My father’s uncontrolled mania plus my mother’s prosperity gospel meant my sisters and I were raised to believe in pipe dreams. My father cut out magazine pictures of mansions with circular driveways and taped them to our bedroom walls. My mother printed positive Bible verses removed of all context and taped them to our bathroom mirrors. I was promised money. Miracles. A dad. But my father’s mind became increasingly unhinged in prison, and then he was eventually deported to South Korea. Then my parents divorced. I made my own money, used it to buy a car in high school, then to pay for college. I took out loans with no thought as to how I’d repay them.

Then when my youngest sister’s life got swallowed up by her own mental illness, my mother convinced her to choose prayer over doctors until it became too daunting to backtrack. When I think about my sister and her deteriorating mental health, my anger becomes almost deranged. Like a mother’s. Except I am not her mother. She is an adult with agency even without a rational mind.
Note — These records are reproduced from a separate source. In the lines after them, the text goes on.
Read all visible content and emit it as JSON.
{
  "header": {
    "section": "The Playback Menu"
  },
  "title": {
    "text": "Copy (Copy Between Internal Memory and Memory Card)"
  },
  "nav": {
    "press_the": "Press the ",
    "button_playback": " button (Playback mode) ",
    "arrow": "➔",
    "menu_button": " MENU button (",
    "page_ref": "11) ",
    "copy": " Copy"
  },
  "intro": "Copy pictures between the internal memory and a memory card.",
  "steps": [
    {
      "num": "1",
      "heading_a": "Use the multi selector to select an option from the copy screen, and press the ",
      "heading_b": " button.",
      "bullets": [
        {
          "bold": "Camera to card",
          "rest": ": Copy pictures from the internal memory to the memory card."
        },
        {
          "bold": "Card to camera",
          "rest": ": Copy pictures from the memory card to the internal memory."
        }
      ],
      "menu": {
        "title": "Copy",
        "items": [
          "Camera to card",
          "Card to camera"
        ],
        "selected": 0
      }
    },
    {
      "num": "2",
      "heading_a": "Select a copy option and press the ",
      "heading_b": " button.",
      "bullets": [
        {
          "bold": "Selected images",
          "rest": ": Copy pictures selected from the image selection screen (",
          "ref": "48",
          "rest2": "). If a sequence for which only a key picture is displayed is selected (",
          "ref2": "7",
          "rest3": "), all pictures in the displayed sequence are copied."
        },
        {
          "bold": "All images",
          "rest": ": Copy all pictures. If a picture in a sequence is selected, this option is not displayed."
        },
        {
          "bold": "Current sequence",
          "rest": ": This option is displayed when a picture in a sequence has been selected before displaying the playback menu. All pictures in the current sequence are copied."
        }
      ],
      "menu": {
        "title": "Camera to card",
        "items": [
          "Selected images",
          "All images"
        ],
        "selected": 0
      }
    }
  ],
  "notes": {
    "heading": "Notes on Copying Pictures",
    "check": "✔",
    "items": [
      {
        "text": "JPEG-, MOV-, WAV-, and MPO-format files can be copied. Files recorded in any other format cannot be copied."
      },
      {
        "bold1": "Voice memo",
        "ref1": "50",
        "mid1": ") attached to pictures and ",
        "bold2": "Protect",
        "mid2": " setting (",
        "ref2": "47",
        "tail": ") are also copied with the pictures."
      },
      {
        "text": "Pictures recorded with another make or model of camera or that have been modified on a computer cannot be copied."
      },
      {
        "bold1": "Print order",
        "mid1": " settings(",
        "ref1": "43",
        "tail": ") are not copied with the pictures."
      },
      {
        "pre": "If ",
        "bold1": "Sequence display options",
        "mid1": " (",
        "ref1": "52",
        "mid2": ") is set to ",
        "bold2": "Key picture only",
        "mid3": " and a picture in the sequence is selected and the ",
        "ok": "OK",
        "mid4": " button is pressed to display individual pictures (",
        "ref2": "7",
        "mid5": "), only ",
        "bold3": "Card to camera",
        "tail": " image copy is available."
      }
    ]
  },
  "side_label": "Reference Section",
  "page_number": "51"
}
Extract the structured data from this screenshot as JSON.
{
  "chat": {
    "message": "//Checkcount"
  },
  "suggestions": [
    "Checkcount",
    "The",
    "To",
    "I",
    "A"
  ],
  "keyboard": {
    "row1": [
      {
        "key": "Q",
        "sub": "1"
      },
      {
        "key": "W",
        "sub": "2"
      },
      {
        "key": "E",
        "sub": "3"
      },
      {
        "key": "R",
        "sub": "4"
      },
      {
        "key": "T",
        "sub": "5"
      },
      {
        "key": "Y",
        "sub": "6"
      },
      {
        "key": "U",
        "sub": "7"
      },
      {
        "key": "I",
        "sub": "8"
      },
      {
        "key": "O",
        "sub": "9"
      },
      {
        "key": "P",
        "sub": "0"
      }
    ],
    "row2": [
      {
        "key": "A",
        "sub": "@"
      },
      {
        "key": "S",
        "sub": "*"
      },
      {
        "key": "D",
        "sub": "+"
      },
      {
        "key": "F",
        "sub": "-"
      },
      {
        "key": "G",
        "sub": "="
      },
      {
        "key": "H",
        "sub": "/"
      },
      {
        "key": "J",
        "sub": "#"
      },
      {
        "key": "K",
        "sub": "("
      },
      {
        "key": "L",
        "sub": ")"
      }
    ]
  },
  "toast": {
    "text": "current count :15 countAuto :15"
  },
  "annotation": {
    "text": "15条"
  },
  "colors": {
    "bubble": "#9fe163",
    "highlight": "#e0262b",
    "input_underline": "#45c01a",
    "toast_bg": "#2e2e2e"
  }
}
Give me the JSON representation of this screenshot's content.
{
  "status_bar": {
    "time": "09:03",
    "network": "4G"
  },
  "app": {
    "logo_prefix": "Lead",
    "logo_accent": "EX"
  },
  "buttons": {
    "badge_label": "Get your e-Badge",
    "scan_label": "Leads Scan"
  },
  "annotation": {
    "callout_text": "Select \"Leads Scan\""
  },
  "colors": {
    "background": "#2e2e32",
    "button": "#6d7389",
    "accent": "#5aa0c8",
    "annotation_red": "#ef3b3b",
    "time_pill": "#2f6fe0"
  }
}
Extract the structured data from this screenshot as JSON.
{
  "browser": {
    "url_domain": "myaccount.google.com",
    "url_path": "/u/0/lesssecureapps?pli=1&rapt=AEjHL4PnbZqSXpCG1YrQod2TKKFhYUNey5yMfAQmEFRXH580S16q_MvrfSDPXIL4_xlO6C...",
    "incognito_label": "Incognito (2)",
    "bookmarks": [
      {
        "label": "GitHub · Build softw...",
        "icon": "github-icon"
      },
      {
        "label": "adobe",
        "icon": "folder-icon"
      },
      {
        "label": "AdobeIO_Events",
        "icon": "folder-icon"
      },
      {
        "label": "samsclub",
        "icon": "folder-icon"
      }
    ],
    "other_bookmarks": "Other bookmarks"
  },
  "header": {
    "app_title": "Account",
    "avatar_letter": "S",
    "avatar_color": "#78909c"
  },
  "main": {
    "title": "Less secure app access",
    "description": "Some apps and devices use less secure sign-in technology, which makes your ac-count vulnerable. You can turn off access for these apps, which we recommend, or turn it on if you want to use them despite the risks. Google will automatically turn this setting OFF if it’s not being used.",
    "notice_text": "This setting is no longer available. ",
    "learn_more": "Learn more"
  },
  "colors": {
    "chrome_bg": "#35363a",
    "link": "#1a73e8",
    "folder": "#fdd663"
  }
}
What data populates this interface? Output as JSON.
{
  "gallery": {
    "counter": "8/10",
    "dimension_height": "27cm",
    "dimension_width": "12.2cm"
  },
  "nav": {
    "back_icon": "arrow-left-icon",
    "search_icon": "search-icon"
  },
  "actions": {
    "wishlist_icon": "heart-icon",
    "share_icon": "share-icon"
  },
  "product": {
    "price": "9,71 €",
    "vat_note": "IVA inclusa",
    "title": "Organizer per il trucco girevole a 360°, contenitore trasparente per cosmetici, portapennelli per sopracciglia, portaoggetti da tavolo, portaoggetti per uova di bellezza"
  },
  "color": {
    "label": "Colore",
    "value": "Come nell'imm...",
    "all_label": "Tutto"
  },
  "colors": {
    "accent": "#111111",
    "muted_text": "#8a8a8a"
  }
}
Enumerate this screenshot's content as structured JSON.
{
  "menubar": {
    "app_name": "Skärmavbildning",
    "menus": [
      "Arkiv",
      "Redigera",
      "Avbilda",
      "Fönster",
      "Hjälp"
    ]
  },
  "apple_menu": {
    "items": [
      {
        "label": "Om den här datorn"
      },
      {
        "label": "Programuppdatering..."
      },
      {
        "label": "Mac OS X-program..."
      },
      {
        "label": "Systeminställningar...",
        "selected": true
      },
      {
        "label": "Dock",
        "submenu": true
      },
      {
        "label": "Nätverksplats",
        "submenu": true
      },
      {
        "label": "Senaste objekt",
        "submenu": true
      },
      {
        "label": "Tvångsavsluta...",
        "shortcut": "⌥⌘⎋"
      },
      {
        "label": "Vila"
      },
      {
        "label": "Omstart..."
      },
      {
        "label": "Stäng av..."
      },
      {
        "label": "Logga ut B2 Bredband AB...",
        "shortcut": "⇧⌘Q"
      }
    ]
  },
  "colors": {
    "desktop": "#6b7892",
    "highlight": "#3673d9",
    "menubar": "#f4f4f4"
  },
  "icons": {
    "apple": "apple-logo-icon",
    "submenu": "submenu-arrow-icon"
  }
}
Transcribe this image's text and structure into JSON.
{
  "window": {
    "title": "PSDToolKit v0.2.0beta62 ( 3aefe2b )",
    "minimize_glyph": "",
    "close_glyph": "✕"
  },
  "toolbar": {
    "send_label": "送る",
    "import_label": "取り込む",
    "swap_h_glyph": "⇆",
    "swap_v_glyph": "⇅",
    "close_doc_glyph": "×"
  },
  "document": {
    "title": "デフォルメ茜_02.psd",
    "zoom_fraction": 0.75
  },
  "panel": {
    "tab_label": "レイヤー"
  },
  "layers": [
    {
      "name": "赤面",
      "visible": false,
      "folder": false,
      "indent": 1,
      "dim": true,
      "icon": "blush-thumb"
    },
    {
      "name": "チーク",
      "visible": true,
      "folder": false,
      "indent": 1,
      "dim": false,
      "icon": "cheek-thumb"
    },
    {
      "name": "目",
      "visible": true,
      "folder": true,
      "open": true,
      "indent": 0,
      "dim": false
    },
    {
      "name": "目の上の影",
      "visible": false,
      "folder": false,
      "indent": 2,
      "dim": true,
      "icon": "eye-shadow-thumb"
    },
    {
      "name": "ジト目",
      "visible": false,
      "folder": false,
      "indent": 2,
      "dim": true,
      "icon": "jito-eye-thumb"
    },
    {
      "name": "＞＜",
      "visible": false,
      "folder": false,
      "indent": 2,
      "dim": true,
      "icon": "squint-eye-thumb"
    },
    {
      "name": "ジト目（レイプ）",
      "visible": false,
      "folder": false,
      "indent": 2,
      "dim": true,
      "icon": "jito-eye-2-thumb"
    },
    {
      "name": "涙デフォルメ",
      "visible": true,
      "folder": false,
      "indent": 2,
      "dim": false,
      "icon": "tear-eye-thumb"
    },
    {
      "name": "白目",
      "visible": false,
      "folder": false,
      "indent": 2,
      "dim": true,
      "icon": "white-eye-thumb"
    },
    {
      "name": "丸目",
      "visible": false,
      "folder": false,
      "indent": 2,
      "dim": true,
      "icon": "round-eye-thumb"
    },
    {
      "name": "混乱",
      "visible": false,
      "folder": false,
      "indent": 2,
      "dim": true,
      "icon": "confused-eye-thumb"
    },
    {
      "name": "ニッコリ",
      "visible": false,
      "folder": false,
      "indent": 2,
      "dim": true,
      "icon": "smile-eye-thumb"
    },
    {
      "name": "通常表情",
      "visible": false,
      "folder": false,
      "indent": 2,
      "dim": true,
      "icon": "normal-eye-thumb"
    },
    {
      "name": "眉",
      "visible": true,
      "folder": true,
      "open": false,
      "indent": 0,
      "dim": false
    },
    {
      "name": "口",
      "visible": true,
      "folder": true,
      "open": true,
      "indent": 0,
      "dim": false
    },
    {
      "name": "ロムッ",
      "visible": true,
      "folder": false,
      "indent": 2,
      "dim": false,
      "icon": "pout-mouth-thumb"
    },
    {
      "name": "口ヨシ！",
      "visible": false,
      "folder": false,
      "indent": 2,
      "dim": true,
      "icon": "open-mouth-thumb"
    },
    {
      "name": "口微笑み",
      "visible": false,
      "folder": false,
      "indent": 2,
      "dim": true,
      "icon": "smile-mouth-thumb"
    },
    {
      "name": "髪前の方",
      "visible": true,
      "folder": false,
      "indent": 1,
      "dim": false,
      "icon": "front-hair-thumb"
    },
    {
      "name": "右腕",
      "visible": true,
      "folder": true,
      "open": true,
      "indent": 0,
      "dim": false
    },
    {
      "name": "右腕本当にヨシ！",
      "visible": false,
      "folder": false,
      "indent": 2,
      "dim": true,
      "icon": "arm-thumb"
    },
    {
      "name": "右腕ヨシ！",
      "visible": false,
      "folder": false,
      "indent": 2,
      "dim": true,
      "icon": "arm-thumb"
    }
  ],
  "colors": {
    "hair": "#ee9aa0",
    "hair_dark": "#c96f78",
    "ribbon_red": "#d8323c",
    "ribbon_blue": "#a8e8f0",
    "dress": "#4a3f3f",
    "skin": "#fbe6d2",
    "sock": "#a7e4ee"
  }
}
And besides, she lives with our actual mother who, still, freezes in the face of fear.

I am angry at my mother, and I am angry for my mother. Becoming a mother made me feel like I earned the right to fury.

In popular media, women are most allowed to be angry when they are mothers grieving their children. Not allowed — expected. But I never saw my mother get mad. It makes sense to me now why I tormented her as a teen. I was trying to drag a reaction out of her. My mother’s lack of anger meant I felt no one was outraged by what had happened to my body, to my mind, to my life. It meant I felt ashamed of my own anger, and I had no model for how to express it. No model except my father’s violence.

When my mother visited me across the country last October, she slipped down the bottom steps of my stairs and injured her back. She hurt it badly enough to remain mostly immobilized for the remainder of her trip. Then I said something. Something innocuous or sympathetic, something like “I’m sorry you have to go to the doctor.” Laughter shocked open her face as my mother exclaimed, completely sincere, “Oh it’s fine! I love going to the doctor. Really! What a fun experience so out of the ordinary!”

I stared at her in disbelief. My mother’s inability to face her negative emotions triggered my wrath, and I snapped, without thinking, “That’s a very automatic coping mechanism you’ve got for when your body experiences pain. You pretend it’s a good thing.” My mother looked startled, then embarrassed. We were having dinner with my husband, my middle sister, and my brother-in-law. All my mother’s young grandchildren were present. I wanted to punch myself in the mouth.

What my mother suffered throughout my childhood, I can’t even begin to fathom. She was 20 when she got pregnant with me and married her abuser. A girl who couldn’t even order a beer, whose developing brain couldn’t yet assess long-term risks. She had to rewrite the narrative of what was happening to her body and to her mind — and then to her children — simply to survive it. In doing so, she wrote anger out of her story. She was neither right nor wrong in doing this. She was human.

The mother in me is angry for that girl who dropped out of college to have a baby and a shotgun wedding. Angry she had no prenatal care for all three of her babies. I am angry at my mother, and I am angry for my mother. Becoming a mother made me feel like I earned the right to fury. And I am finally the parent who can be outraged for me.

Eugenia Leigh is a Korean American poet and the author of Bianca and Blood, Sparrows and Sparrows. Her poems and essays have appeared in numerous publications including The Atlantic, TIME, The Nation, Poetry, and Ploughshares. Leigh serves as a poetry editor at The Adroit Journal and as Valentines Editor at Honey Literary.